Swiss vote to curb number of EU migrants; Brussels to review ties


Switzerland voted Sunday to impose curbs on European Union immigrants, in a nail-bitingly close referendum that sparked warnings from Brussels that it would review EU ties with the Alpine country.

Final results of the nail-bitingly close plebiscite showed 50.3 percent of voters backed the “Stop Mass Immigration” plan pushed by Swiss right-wing populists.

The fallout from the result could sink a raft of deals with the EU, including on the economic front.

Switzerland is ringed by EU member countries and does the bulk of its trade with the 28-nation bloc, but has remained steadfast about not becoming a member.

The European Commission said it would assess EU ties with Switzerland, raising the prospect of restricted trade or other backlash.

“The EU will examine the implications of this initiative on EU-Swiss relations as a whole,” it said a statement.

Wolfgang Schaeuble, finance minister of Germany, Switzerland’s top trade partner, said the result “is going to create plenty of problems for Switzerland in a host of areas.” But he said it was also a warning sign of European globalization fears.

Swiss Foreign Minister Didier Burkhalter said he planned to tour European capitals to explain the vote and seek a solution, starting with Berlin.

“The people are sovereign, and a healthy system doesn’t force the public to follow political authorities with outsized powers,” Burkhalter said.

The Swiss government and a broad swath of economic lobby groups fearing the EU fallout had battled the immigration curb plan.

But under Switzerland’s system of direct democracy, voters have the last word on a huge range of issues.

The French-language newspaper Le Temps noted how French-speaking areas and larger cities voted against the immigration curbs, while German-speaking and rural areas generally voted for them.

Hundreds of people came out to demonstrate against the referendum result in the capital Bern and in the city of Lucerne. “We are ashamed,” protesters in Bern shouted.

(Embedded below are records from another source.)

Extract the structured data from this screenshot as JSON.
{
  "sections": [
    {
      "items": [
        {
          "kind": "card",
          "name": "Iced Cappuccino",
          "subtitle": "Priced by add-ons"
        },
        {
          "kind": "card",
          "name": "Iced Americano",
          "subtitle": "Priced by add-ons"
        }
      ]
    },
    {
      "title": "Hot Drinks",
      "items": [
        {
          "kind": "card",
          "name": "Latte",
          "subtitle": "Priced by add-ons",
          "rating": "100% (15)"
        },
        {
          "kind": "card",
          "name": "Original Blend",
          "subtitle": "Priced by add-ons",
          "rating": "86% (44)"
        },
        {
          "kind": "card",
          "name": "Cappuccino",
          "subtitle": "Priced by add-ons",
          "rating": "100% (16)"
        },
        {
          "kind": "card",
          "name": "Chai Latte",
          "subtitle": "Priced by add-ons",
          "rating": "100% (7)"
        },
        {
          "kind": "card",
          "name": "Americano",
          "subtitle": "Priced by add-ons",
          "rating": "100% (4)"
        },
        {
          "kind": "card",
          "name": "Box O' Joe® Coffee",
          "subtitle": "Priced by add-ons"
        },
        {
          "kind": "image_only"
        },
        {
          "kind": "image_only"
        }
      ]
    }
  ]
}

The Swiss government said it would examine over coming weeks how to “recast relations” with the EU, but stressed that current immigration rules would remain in place until the new ones were drawn up.

The vote obliges the government to renegotiate within three years a 2007 deal struck with Brussels that gave most EU citizens free access to the Swiss labor market.

It was one of a series of accords reached in 1999 after five years of talks that were seen as a way for Switzerland and the EU to enjoy access to each other’s markets without Switzerland having to opt for full EU membership.

Brussels, though, has warned that Switzerland cannot cherry-pick from the binding package of deals, which were themselves approved in a 2000 referendum.

Besides free movement of labor, the pacts include equal access for Swiss and EU firms to public procurement tenders, smooth trade in farm goods, air transport and other sectors.

There have been warnings that ripping up those deals could also affect Switzerland’s membership of Europe’s passport-free Schengen travel zone.

It could also hit talks aimed at giving Swiss financial players more access to EU markets, and to prise open Switzerland’s banking secrecy, a hot topic as EU countries try to crack down on tax dodgers.

Such fears failed to faze the Swiss People’s Party (SVP), which piloted the referendum.

Hawkish about sovereignty, it claims the country has been swamped by migrants.

“The people have taken back their destiny over immigration,” said party ideologue Christoph Blocher, while leader Toni Brunner hailed “a turning point in our immigration policy.”

The SVP says that with 80,000 EU citizens arriving per year — more than the 8,000 predicted before the rules were liberalized — the nation of 8 million people needs to apply the brakes.

It claims that EU migrants undercut Swiss workers’ salaries, and that overpopulation has driven up rents, stretched the health and education systems, and overloaded the road and rail networks.

Immigration and national identity are traditional political themes in a country with a long history of drawing foreign workers and yet some of Europe’s toughest rules for obtaining citizenship.

But over recent years, the proportion of foreigners has risen from around one-fifth of the population to roughly a quarter.

There are around a million EU citizens in Switzerland, while some 430,000 Swiss live in EU member states.

The majority of recent immigrants are from neighboring Germany, Italy and France, as well as Portugal.

The new measure will leave it up to authorities to set quotas for foreigners’ work permits per sector.

Critics say this is ironic given SVP opposition to bureaucracy.

They also say restricting the hiring of EU citizens will hamper the wealthy Swiss economy, which enjoys virtually full employment but has an aging population, and it could also hurt trade with a disgruntled EU.

“This is a bad result. Switzerland needs good relations with the EU,” said Paul Rechsteiner, a Socialist lawmaker and trade union official.

The national employers’ federation warned that “period of uncertainty has begun for the Swiss economy, and that is not a good thing.”

The result was hailed by euroskeptics within the EU who want to rein in immigration among its member states, notably from Eastern to Western Europe.

Austria’s far-right FPO party said that country would vote the same way given the chance, while Italy’s populist North League demanded a similar referendum there.